8/25/2014

An obvious ploy

An obvious ploy

Since a perceived national security threat arises from having unaccompanied Latino children cross the boundary of the U.S. and Mexico border, I have a proposal to make regarding how to handle this. Since it is an obvious ploy of their parents to get their children situated here as a precursor to getting here themselves later on when their children come of age, an established principal and practice already in the immigration law, I respectfully suggest all children unaccompanied by their parents be put up for adoption by U.S. citizens as soon as possible after arrival. In short order, this would sort out those U.S. citizens who do not want them here from those who do. If you are in favor of having them here, you should be first in line to offer sustenance and domiciliary care (on a permanent basis).

Practically speaking, the children would need to be sorted into two groups, those less than 13 years of age from those less than 19 years of age. It is much more difficult to get older children adopted than younger. So the younger could be adopted by potential parents who want them as totally legitimated children; the older children could be managed through agencies which would place them as foster children. In either case, all of these children would forthwith go through the U.S. public school system to become as equally advantaged or disadvantaged as any other children.

What about their parents' rights you say? I think parents who send underage children away without parental supervision have forfeited these rights. In this country, that might be classified as parental neglect. This likely would be to land the errant U.S. parent in the slammer. Why should these abandoned children's neglectful parents have more privileged forgiveness than our own neglectful parents have? Since these children's parents cannot be prosecuted under our laws for their negligence, the only fair recourse is to assure they never will become U.S. citizens later.

The children might make it; the parents will not.

Should all reasonable approaches to this problem (dilemma) -- such as my own -- fail, I can only suggest something somewhat more radical.

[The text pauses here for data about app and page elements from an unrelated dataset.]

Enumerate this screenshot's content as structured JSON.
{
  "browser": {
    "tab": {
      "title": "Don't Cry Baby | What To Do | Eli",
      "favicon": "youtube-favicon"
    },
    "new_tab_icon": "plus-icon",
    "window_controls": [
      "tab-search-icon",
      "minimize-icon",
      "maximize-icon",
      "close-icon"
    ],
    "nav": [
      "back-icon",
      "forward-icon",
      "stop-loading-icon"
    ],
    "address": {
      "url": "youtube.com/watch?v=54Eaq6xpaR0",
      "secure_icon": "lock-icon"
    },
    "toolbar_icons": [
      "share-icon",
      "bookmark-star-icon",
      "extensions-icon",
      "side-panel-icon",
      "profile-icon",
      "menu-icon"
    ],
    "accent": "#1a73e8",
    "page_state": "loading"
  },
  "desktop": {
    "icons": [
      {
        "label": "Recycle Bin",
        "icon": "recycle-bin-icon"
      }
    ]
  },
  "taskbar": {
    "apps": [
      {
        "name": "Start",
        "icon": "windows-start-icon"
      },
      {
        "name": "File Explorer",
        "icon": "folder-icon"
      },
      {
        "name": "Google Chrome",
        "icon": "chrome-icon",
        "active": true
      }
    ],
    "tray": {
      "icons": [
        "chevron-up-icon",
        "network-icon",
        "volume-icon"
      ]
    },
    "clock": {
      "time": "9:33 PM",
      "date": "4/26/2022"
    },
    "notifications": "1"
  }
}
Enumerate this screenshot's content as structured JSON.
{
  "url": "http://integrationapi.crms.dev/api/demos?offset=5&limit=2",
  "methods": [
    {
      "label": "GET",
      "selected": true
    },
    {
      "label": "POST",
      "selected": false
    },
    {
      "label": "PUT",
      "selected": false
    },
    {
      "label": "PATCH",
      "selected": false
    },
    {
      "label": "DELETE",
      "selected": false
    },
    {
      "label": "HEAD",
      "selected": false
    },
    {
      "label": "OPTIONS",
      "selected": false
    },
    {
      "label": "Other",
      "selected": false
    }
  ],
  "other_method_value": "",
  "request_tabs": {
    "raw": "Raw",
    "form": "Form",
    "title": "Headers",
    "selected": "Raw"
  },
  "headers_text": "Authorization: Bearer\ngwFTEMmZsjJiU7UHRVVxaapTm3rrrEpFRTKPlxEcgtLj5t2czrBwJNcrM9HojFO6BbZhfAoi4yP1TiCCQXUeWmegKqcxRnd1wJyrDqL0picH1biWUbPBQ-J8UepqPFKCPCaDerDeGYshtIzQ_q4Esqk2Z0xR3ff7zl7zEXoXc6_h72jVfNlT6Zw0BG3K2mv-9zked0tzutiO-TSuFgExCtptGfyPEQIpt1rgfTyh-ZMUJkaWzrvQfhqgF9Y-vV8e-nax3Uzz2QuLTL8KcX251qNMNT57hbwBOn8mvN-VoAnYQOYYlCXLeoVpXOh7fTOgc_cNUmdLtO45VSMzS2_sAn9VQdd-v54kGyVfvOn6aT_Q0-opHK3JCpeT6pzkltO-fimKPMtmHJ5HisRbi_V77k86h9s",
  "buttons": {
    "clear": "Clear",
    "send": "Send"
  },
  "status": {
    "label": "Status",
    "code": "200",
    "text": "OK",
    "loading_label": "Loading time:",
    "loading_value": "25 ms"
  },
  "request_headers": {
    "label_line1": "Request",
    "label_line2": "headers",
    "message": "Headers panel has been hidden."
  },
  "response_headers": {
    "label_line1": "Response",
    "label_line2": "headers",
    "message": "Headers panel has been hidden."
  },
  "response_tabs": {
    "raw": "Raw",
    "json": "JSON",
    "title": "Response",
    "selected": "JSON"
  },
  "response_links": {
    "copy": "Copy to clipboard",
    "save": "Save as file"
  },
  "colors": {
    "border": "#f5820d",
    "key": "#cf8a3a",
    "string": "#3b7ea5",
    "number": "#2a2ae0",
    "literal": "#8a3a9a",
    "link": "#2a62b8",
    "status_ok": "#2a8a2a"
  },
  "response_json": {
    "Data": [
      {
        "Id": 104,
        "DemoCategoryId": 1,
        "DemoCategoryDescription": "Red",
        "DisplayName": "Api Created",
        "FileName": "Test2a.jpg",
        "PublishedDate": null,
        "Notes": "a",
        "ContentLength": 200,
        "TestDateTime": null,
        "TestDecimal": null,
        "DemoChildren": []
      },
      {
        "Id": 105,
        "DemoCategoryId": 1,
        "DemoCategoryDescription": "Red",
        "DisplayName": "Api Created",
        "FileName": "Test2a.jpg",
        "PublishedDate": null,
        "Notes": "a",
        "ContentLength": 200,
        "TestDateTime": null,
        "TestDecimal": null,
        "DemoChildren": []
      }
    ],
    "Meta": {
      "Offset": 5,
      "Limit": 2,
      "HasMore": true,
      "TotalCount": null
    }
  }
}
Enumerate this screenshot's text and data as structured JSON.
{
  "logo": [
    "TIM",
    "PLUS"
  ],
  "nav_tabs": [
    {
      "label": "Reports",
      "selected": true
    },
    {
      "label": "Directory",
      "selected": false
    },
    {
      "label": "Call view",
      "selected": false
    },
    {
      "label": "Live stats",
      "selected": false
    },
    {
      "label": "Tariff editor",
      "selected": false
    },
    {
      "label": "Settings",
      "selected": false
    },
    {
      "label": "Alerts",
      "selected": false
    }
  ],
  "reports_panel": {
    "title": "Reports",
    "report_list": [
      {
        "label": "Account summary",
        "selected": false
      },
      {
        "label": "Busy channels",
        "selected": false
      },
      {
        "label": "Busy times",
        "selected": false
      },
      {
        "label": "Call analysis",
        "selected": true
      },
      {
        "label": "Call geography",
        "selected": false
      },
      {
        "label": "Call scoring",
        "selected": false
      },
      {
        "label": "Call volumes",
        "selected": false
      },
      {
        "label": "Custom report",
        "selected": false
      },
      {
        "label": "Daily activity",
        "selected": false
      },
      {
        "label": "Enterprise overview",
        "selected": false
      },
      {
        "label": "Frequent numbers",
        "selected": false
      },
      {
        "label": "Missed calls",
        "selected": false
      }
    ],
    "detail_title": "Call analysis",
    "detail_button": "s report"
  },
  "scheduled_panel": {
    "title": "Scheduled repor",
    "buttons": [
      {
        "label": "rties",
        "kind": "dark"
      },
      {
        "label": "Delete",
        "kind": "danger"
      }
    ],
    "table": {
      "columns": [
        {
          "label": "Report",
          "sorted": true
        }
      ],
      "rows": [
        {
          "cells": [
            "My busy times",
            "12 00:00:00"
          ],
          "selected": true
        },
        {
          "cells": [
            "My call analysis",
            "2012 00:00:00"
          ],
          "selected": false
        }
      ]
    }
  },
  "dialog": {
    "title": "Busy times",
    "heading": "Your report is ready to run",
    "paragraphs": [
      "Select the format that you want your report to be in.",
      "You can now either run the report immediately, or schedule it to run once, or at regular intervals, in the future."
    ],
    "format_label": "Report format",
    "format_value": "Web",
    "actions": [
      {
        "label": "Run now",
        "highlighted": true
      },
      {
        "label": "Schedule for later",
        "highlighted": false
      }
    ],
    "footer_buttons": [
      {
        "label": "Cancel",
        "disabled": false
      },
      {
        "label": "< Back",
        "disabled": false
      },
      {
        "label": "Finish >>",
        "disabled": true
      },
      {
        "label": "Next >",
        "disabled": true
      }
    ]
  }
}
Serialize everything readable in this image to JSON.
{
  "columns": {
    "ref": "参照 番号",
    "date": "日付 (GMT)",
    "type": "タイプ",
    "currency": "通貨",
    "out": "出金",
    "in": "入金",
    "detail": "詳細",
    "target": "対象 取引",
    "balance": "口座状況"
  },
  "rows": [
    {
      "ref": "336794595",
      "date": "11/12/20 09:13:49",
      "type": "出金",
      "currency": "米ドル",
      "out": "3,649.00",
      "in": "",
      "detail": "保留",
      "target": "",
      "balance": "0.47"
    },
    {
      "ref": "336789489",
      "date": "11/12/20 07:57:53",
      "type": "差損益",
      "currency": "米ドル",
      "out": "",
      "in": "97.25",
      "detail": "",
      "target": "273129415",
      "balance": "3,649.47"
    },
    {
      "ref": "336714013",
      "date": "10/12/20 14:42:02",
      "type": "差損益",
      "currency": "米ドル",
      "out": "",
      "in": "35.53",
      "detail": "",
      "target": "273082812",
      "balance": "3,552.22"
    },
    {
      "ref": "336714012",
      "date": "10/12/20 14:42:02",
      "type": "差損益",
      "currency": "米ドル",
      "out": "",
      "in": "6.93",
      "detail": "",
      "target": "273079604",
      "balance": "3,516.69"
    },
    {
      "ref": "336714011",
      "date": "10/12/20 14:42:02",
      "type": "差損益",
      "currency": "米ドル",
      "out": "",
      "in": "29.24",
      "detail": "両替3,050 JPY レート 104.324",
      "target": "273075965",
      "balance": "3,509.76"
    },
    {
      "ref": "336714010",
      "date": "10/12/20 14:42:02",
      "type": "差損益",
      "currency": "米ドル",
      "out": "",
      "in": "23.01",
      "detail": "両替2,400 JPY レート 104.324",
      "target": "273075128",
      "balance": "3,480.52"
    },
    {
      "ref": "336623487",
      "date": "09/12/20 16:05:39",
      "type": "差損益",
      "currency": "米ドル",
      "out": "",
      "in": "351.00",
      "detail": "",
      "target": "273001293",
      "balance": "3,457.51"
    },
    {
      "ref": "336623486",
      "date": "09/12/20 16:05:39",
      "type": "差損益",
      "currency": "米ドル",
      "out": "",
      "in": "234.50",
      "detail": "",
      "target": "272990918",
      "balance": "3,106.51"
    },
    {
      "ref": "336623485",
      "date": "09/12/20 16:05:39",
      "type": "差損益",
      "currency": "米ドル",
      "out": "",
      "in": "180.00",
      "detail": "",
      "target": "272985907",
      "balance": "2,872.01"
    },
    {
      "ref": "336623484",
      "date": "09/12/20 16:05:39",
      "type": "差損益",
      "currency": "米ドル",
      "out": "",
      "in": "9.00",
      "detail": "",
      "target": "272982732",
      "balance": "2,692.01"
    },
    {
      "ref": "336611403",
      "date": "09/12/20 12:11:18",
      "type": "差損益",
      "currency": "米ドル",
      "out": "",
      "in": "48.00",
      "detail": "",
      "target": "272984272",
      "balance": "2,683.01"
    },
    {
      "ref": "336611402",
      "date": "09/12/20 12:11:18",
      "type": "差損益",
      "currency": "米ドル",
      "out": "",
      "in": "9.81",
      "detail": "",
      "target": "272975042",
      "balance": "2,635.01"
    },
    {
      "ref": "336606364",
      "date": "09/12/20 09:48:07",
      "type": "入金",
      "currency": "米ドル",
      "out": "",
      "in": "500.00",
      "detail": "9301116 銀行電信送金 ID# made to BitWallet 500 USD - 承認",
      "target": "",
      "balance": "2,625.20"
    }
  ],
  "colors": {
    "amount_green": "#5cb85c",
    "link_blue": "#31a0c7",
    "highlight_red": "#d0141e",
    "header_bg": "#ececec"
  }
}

As the 17th century Irish born English writer Jonathon Swift proposed as a means of managing the burden to the English of having too many Irish children's mouths to feed, we could turn the tables and boil and eat them.

Gary J. Whitesell,

Hays